Poker is a card game in which players place bets and act according to the rules of the specific game. It is a fast-paced and tense game, with players acting in turn to make decisions about whether to call, raise, or fold their hand. The game is a social activity, and it requires a high level of intelligence and skill. There is also a great deal of luck involved, but good players will minimize their risk by playing intelligently.
There are several different types of poker, and the rules of each vary slightly. However, most of these games involve betting between the player and the dealer. The dealer is responsible for shuffling the cards, dealing them out to each player, and collecting the bets from players who wish to continue.
Once everyone has two hole cards, a round of betting is initiated by the mandatory bets (called blinds) placed into the pot by players to the left of the dealer. This is to create an incentive for people to play their hands.
When players have a good starting hand, they must decide to place a play wager (equal to the amount they put as an ante) in order to pit their hand against the dealer’s. There are 169 possible ranking combinations for starting hands, so players must consider a number of factors before they determine whether to play or not.
The next step is to look at the player’s body language and betting behavior. This is called reading your opponents. A quick action usually indicates a weak hand, while a long pause before making a bet or call indicates strength. You must also pay attention to the amount of money a player bets, as this will give you clues about how strong their hand is.
During this stage of the game, it is essential to build your comfort with taking risks. It is normal for your first few risks to fail, but if you keep taking them, you will be able to build your winnings. It is also important to understand that not all risks will be successful, so you must weigh the odds of a particular hand before deciding whether to call or raise.

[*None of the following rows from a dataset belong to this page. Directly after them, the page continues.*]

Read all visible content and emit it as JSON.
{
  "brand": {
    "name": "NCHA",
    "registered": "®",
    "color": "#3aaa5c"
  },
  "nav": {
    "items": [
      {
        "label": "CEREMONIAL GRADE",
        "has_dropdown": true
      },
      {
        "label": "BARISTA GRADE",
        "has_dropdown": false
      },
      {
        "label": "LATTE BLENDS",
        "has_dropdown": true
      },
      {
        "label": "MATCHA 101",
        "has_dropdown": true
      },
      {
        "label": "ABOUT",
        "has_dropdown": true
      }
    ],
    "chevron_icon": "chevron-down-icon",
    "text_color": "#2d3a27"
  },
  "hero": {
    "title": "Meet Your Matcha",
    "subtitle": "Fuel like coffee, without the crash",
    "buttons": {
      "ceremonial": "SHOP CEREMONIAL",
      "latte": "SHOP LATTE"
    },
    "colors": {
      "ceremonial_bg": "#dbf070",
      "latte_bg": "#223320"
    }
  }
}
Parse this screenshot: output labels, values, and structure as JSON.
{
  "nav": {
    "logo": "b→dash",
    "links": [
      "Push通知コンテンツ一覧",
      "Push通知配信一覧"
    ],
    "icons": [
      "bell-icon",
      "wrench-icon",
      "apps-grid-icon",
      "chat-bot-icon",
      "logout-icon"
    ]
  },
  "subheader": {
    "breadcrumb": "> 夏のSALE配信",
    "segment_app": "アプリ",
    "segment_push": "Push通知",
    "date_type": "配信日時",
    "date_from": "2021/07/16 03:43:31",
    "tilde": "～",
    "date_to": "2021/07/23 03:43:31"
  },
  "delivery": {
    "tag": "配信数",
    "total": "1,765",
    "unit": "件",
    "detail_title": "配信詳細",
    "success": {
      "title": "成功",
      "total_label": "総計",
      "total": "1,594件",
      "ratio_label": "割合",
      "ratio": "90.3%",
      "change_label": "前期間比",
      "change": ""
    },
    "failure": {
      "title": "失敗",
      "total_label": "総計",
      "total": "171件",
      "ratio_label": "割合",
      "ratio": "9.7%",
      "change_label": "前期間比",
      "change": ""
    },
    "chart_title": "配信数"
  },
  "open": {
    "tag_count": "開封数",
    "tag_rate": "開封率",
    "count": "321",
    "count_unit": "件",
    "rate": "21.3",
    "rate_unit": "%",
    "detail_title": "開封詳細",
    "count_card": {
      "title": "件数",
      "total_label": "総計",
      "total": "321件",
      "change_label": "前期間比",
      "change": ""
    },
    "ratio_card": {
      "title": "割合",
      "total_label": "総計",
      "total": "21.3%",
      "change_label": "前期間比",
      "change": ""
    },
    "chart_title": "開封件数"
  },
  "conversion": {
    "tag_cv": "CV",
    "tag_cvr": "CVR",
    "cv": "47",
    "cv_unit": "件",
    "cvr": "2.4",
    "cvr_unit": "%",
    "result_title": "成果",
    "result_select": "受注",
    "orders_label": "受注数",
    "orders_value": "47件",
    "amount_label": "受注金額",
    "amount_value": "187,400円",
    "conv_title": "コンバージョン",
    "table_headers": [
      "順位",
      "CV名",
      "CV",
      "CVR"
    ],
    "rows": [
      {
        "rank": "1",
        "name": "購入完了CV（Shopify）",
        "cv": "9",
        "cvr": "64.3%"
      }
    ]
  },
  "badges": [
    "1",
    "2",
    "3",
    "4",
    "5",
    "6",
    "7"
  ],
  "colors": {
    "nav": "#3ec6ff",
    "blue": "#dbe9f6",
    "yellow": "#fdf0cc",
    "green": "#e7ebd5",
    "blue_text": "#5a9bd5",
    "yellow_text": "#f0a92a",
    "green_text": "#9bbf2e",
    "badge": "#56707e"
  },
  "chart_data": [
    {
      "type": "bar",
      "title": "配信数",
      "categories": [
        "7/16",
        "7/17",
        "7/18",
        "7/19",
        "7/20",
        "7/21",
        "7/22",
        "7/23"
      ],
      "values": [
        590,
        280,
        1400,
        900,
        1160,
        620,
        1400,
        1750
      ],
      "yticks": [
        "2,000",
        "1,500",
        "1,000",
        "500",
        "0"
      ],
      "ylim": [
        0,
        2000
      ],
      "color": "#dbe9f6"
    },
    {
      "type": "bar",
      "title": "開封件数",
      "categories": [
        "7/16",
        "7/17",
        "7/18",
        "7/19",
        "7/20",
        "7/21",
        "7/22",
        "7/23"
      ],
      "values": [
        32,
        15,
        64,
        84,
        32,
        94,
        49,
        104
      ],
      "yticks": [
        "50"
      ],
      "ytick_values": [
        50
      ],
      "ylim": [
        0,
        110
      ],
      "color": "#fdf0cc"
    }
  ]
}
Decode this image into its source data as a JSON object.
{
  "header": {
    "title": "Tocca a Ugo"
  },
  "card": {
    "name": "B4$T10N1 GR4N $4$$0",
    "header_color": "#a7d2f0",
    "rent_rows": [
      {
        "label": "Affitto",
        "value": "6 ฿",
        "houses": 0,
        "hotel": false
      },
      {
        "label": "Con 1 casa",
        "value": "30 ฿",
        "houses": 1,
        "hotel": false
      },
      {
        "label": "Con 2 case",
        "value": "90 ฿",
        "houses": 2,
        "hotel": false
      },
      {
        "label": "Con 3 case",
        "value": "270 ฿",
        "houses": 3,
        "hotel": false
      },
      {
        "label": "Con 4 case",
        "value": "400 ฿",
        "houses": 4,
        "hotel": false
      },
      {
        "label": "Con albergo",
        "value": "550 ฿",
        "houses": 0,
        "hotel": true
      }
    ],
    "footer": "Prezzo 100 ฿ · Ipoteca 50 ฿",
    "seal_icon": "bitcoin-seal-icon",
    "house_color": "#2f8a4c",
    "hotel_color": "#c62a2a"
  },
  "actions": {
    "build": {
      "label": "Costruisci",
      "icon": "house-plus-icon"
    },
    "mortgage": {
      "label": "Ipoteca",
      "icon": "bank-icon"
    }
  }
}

As you gain more experience, it is important to learn the different poker etiquette rules. This includes respecting your fellow players and dealers, avoiding disrupting gameplay, and being gracious when you win or lose. It is also important to tip your dealer, as this will show that you value their service. If a player is not following the proper etiquette, a poker dealer will warn them and may even call over a floor man to resolve the issue. If the player continues to act inappropriately, they will be asked to leave the table.